With the release of this archive comes a host of new search capabilities for teaching and researching that are exclusive to the series:

  • Browse Collection: available from each collection, this feature enables researchers to browse a complete list of files in the order they were arranged by The National Archives. This not only provides a 'bird's-eye view,' of the entire collection, but is also a quick and easy access point to specific documents. This feature is also an effective teaching tool that instructors can use to teach students how an archival collection is organized and how to navigate it for researching.
  • Manuscript Number Sort Search: users can sort their search results list by manuscript number, which is the order a collection was arranged in by the source library. This recreates/simulates the experience of working through the physical collection in the source library.
  • Special Advanced Search Options: gives users the ability to limit a search by: 1). creation date, 2). declassified date, 3). government department, 4). classification level and 5). regional focus. These search options were built to support the specialized nature of the government documents in this archive, enabling researchers to differentiate between when a document was created versus when it was declassified by the U.K. government.
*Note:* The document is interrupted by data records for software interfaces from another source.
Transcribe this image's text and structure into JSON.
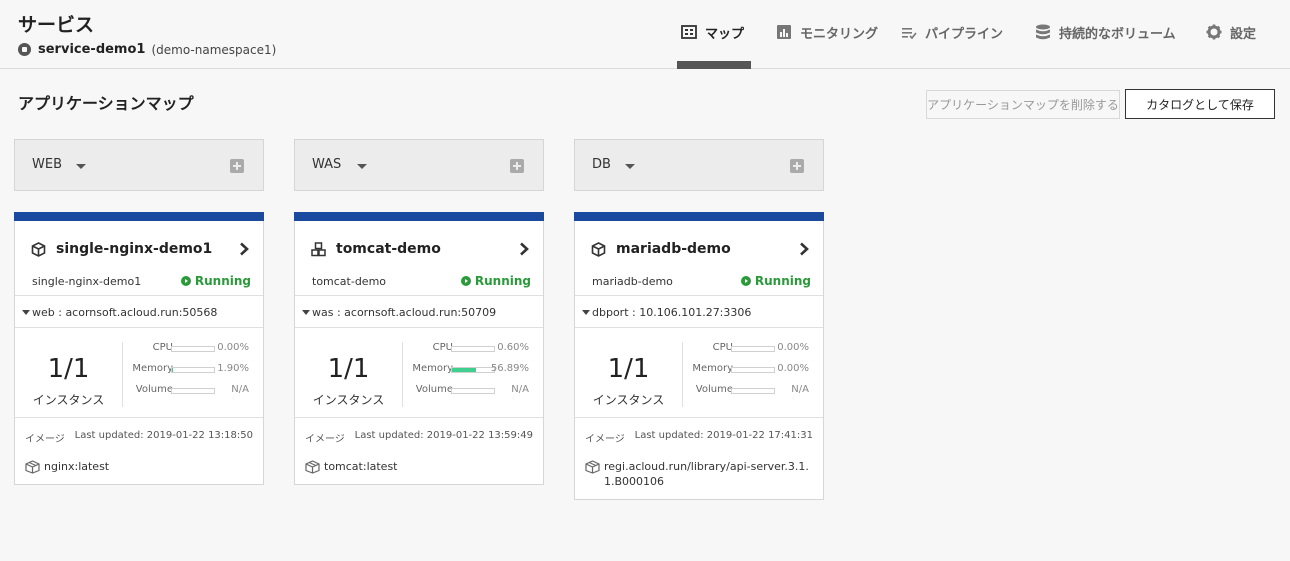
{
  "header": {
    "title": "サービス",
    "service_name": "service-demo1",
    "namespace": "(demo-namespace1)"
  },
  "tabs": [
    {
      "label": "マップ",
      "icon": "map-icon",
      "active": true
    },
    {
      "label": "モニタリング",
      "icon": "chart-icon",
      "active": false
    },
    {
      "label": "パイプライン",
      "icon": "pipeline-icon",
      "active": false
    },
    {
      "label": "持続的なボリューム",
      "icon": "database-icon",
      "active": false
    },
    {
      "label": "設定",
      "icon": "gear-icon",
      "active": false
    }
  ],
  "main": {
    "title": "アプリケーションマップ",
    "delete_button": "アプリケーションマップを削除する",
    "save_button": "カタログとして保存"
  },
  "labels": {
    "instance": "インスタンス",
    "cpu": "CPU",
    "memory": "Memory",
    "volume": "Volume",
    "image": "イメージ",
    "status": "Running"
  },
  "colors": {
    "accent_bar": "#1a4aa0",
    "running": "#2a9a3a",
    "memory_fill": "#3fcf8e"
  },
  "columns": [
    {
      "name": "WEB",
      "card": {
        "title": "single-nginx-demo1",
        "icon": "cube-icon",
        "subtitle": "single-nginx-demo1",
        "status": "Running",
        "endpoint": "web : acornsoft.acloud.run:50568",
        "instances": "1/1",
        "cpu": "0.00%",
        "memory": "1.90%",
        "volume": "N/A",
        "cpu_fraction": 0.0,
        "memory_fraction": 0.019,
        "last_updated": "Last updated: 2019-01-22 13:18:50",
        "image": "nginx:latest"
      }
    },
    {
      "name": "WAS",
      "card": {
        "title": "tomcat-demo",
        "icon": "cubes-icon",
        "subtitle": "tomcat-demo",
        "status": "Running",
        "endpoint": "was : acornsoft.acloud.run:50709",
        "instances": "1/1",
        "cpu": "0.60%",
        "memory": "56.89%",
        "volume": "N/A",
        "cpu_fraction": 0.006,
        "memory_fraction": 0.5689,
        "last_updated": "Last updated: 2019-01-22 13:59:49",
        "image": "tomcat:latest"
      }
    },
    {
      "name": "DB",
      "card": {
        "title": "mariadb-demo",
        "icon": "cube-icon",
        "subtitle": "mariadb-demo",
        "status": "Running",
        "endpoint": "dbport : 10.106.101.27:3306",
        "instances": "1/1",
        "cpu": "0.00%",
        "memory": "0.00%",
        "volume": "N/A",
        "cpu_fraction": 0.0,
        "memory_fraction": 0.0,
        "last_updated": "Last updated: 2019-01-22 17:41:31",
        "image": "regi.acloud.run/library/api-server.3.1.1.B000106"
      }
    }
  ]
}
The Declassified Documents Online: Twentieth-Century British Intelligence series is available on the Gale Primary Sources platform, enabling cross-archival searching to help users make new connections across topics. For those looking to explore even deeper insights, the series is also available through the Gale Digital Scholar Lab. This allows researchers to apply natural language processing tools to raw text data (OCR) from the collections or Gale Primary Sources archives and perform textual analysis on large corpora of historical texts. Now researchers can analyze and explore historical text more interactively, generating new research insights and content sets not previously possible.

To request a trial, visit the Declassified Documents Online: Twentieth-Century British Intelligence webpage.
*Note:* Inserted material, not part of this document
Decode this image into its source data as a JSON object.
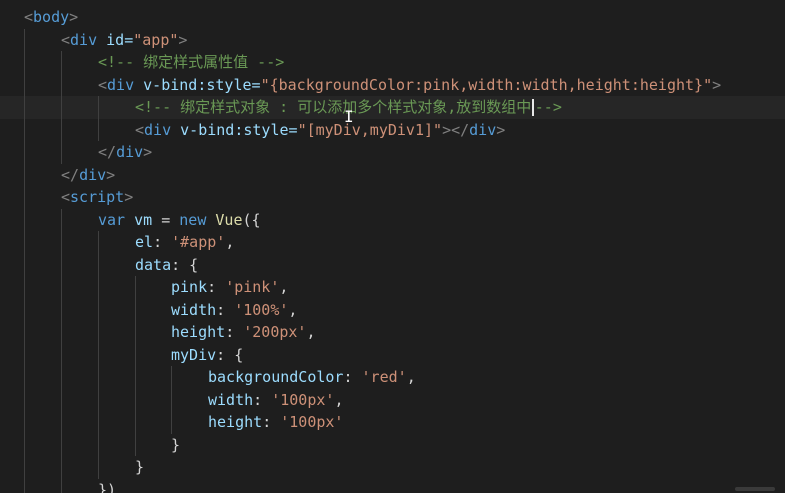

About Cengage and Gale
Cengage, an education technology company serving millions of learners in 165 countries, advances the way students learn through quality, digital experiences. The company currently serves the K-12, higher education, professional, library, English language teaching and workforce training markets worldwide. Gale, a Cengage company, provides libraries with original and curated content, as well as the modern research tools and technology that are crucial in connecting libraries to learning, and learners to libraries. For more than 60 years, Gale has partnered with libraries around the world to empower the discovery of knowledge and insights – where, when and how people need it. Gale has 500 employees globally with its main operations in Farmington Hills, Michigan. For more information, please visit

Media Contact: Kayla Siefker, Gale, a Cengage company, +1 248-915-9624,